Chris Perez, Cardinals: A few hours after last week's Relief Efforts when I questioned what Tony La Russa was doing with his bullpen, Perez was called up from Memphis and in his second outing allowed an Alfonso Soriano two-run homer in the eighth inning to lose a game. As soon as Ryan Franklin blows a game, there might be opportunity to close for the Cardinals, but it doesn't appear Perez is close to getting his chance. He could be sent back to Memphis at any time. It's also prudent to note the Cardinals acquired Blaine Boyer from the Braves this week. Boyer isn't better than Perez, Franklin, Kyle McClellan or really anyone in the current St. Louis bullpen, but that hardly means he won't end up getting saves.

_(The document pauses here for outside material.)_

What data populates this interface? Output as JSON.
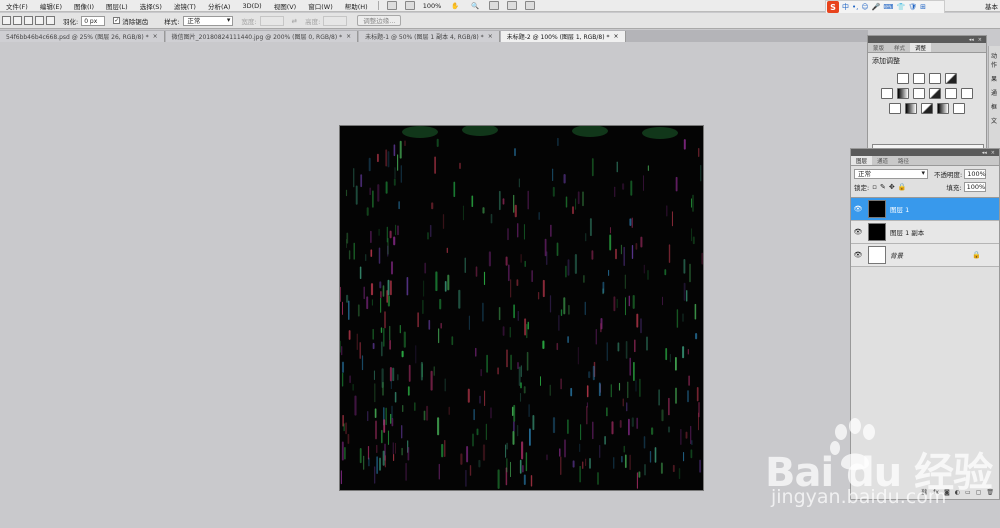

Derek Holland, Rangers: While Holland is one of the team's top starting pitching prospects, I don't see how he fits into a late-inning role with Texas. Frankly, I don't get why the team would use him in relief at all. Fantasy owners will want this guy, especially when he teams up with Neftali Feliz to form a young 1-2 rotation punch, but Frank Francisco and the lefties setting him up are safe. I doubt Holland spends too much time in the bullpen, unless the Rangers want to model him on how Johan Santana and Francisco Liriano were handled once upon a time.

On the farm

Jeremy Accardo, Blue Jays: A bad spring got him demoted to Triple-A Las Vegas -- there are worse places to be sent, incidentally -- but he's been closing for the 51s and we should note B.J. Ryan hasn't been thriving so far. Scott Downs is next in line for the Jays, but if the need arises for a right-hander to join Jason Frasor, Accardo could find himself saving games. Don't forget that he saved 30 games in 2007.

Greg Burke, Padres: There isn't a thing wrong with Heath Bell, but I'm wondering how long it will take for Burke to get the call to help out. He saved 23 games with a 2.24 ERA at Double-A San Antonio a season ago, and he's off to a strong start for Triple-A Portland. Bell is safe, but Burke is being bred to be the closer of the future. He's a strikeout guy, and if Duaner Sanchez -- who got a really quick hook in a weekend game -- struggles, Burke could vault right into a major relief role.

Eric Karabell is a senior writer for ESPN.com who covers fantasy baseball, football and basketball. Check out his daily Baseball Today podcast at ESPN Podcenter. He has twice been honored as fantasy sports writer of the year by the Fantasy Sports Writers Association. His book, "The Best Philadelphia Sports Arguments," was published by Source Books and is available in bookstores. Contact Karabell by e-mailing him here.